1) You didn't read my comment that the latter is irrelevant to the former.
2) You did read my comment that the latter is irrelevant to the former, but don't understand the difference.
3) You did read and understand my comment that commercial insurance profits are irrelevant to medical malpractice rates, but are dishonestly refusing to address the argument and again attempting to change the subject.

If it's #1, then there is no point in responding because you're not going to read what I write in response.

If it's #2, then there is no point in responding because I'm debating a sock puppet incapable of understanding the issues involved, as apparently happened here, because you can't possibly honestly believe that the AIR response is actually responsive any more than you can possibly believe that ATLA's personal attacks were responsive to my op-ed.

And if it's #3, then there is no point in responding because you're not interested in honest discussion.

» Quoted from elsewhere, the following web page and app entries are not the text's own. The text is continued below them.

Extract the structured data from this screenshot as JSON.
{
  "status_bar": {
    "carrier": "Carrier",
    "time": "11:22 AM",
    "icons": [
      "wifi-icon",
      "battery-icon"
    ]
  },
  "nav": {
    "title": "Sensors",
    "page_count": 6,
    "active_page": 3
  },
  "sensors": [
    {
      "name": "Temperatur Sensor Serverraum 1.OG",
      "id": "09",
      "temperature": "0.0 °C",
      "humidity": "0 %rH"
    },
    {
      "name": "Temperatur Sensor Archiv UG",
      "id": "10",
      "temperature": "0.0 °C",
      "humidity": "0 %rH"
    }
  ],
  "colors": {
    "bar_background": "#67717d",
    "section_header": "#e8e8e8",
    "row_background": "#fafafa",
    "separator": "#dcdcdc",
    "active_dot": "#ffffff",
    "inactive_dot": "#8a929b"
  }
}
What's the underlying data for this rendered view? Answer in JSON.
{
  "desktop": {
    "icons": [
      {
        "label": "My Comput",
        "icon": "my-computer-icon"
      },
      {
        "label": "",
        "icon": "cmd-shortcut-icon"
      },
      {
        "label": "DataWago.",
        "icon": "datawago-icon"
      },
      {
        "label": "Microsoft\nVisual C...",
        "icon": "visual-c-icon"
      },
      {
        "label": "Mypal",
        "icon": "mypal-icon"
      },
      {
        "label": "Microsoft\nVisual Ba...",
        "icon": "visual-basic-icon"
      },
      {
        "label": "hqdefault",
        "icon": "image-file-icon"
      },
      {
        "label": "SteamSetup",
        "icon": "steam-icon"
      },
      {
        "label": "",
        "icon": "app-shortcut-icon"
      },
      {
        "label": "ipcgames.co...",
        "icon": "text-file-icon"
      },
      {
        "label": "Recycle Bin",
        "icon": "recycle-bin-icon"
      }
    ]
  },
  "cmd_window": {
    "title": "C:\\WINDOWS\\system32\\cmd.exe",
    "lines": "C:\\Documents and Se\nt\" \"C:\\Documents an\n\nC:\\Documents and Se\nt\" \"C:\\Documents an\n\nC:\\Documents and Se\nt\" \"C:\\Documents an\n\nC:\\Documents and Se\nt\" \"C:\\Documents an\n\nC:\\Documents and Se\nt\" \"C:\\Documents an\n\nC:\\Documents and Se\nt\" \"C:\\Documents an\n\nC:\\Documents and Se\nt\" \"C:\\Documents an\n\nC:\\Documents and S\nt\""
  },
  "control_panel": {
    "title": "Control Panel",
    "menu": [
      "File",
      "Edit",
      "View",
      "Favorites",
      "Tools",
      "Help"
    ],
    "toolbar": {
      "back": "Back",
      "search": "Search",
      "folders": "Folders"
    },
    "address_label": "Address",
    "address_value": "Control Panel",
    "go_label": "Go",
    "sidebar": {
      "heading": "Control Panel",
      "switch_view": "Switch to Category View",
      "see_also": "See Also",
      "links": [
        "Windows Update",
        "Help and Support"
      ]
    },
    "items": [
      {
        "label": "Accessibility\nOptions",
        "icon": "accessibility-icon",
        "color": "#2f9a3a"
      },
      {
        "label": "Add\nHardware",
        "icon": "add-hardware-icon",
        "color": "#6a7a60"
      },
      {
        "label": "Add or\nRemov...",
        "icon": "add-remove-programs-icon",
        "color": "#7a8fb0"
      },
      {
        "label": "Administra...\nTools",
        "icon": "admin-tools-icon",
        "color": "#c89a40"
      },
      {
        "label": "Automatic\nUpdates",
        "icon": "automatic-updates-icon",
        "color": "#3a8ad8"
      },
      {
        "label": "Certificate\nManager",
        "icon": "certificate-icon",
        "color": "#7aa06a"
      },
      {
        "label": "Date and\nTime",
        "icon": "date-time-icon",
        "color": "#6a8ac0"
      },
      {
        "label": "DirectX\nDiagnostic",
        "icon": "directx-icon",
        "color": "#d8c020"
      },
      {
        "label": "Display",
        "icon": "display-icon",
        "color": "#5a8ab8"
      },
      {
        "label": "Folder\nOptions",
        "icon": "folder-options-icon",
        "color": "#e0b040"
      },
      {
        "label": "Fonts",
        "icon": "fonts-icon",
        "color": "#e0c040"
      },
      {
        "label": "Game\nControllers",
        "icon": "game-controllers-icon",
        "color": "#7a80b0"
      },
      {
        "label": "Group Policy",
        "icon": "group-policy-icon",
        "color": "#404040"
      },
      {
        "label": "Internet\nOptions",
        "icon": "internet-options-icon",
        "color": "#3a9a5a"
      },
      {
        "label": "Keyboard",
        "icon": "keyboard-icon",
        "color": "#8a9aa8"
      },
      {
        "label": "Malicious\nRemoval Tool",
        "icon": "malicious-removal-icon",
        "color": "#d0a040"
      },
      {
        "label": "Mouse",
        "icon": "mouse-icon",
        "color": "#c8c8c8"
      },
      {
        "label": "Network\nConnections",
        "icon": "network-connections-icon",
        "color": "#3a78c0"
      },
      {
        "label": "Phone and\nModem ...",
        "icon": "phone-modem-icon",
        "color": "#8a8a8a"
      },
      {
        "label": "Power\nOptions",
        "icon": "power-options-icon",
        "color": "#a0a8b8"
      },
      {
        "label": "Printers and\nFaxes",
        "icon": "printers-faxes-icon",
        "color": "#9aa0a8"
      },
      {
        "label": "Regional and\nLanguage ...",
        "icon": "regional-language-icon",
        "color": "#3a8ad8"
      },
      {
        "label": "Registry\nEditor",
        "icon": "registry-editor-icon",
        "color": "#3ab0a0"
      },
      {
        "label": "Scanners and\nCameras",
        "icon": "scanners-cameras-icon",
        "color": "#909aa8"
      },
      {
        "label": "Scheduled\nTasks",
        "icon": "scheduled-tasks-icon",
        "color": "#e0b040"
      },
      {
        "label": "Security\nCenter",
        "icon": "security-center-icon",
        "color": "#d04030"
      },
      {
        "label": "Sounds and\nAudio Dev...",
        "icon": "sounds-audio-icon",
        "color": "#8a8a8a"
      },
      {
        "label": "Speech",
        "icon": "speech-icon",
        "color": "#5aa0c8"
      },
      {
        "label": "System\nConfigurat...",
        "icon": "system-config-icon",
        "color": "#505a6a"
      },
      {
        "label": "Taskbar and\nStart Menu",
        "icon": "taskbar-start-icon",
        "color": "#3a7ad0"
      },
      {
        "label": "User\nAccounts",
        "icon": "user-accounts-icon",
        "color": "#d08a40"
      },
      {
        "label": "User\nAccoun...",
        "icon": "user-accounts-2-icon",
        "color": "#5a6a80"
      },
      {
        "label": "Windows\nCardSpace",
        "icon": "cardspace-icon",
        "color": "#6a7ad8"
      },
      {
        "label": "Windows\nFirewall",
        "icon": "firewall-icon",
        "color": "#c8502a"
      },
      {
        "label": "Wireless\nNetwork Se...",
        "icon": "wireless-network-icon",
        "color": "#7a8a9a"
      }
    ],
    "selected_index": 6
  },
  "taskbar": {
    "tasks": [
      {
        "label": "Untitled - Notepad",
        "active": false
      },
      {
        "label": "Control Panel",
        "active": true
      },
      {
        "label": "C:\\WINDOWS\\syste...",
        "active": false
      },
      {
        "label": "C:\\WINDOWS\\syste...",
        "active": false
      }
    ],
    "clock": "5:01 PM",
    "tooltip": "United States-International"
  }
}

I'm open to a possibility that I haven't considered. But I'd expect an explanation why you think it's worth my time to continue this discussion when you steadfastly fail to address anything I say or the underlying evidence for it.

In my mind, I've wasted far too much time here. I have real writing to do.

Posted by: Ted | October 25, 2006 3:59 PM

I'm sorry Ted,

This discussion has gotten ridiculous.

I just can't engage in this type of mean-spirited fruitless discussion with you.

Indeed, I hope that we both have better things to do with our day.

Best of luck!

Posted by: Cyrus Dugger | October 25, 2006 4:41 PM

Why is it a problem if insurance companies are profitable?

If they are falsely claiming poverty for some political purpose, why condemn their profitability rather than their false claims of poverty?

Posted by: bob montgomery | October 27, 2006 1:56 PM

"I'm sorry Ted,

This discussion has gotten ridiculous.

I just can't engage in this type of mean-spirited fruitless discussion with you.

Indeed, I hope that we both have better things to do with our day.

Best of luck!"

Or, in plain English:

"I don't like what you said so I'm gonna take my ball and go home and tell my Daddy/Mommy on you!!! WAAAAAHHHH!!"

Cyrus, GROW UP. You couldn't answer Ted's points without going off in a completely different direction; following what passed for your argument was like trying to find one's way through the L.A. freeway system or London's street system. (Having lived in both places, I know of what I speak!) When reading your responses (?), I felt like I was reading two or three different threads at the same time, none of which related to Ted's original thread.

BTW, one point that Ted's thread missed--and yours did across the board--was that the profits were for THE ENTIRE INDUSTRY, not for individual companies (some of which DID take a huge hit in 2005). The argument that profits were "excessive" depends on which company you ask after, as well as what type of insurance is involved. (I.e. a good guess was that fire claims may be lower in 2004 due to the multiple storms, not just Katrina and Rita, that year AND in 2003 along the Gulf coast from Texas to Florida. So, a company who didn't get hit for
fire damages made profit off THAT, but may have lost when it came to, say, auto insurance or homeowners' insurance.)

Posted by: Melvin H. | October 27, 2006 2:11 PM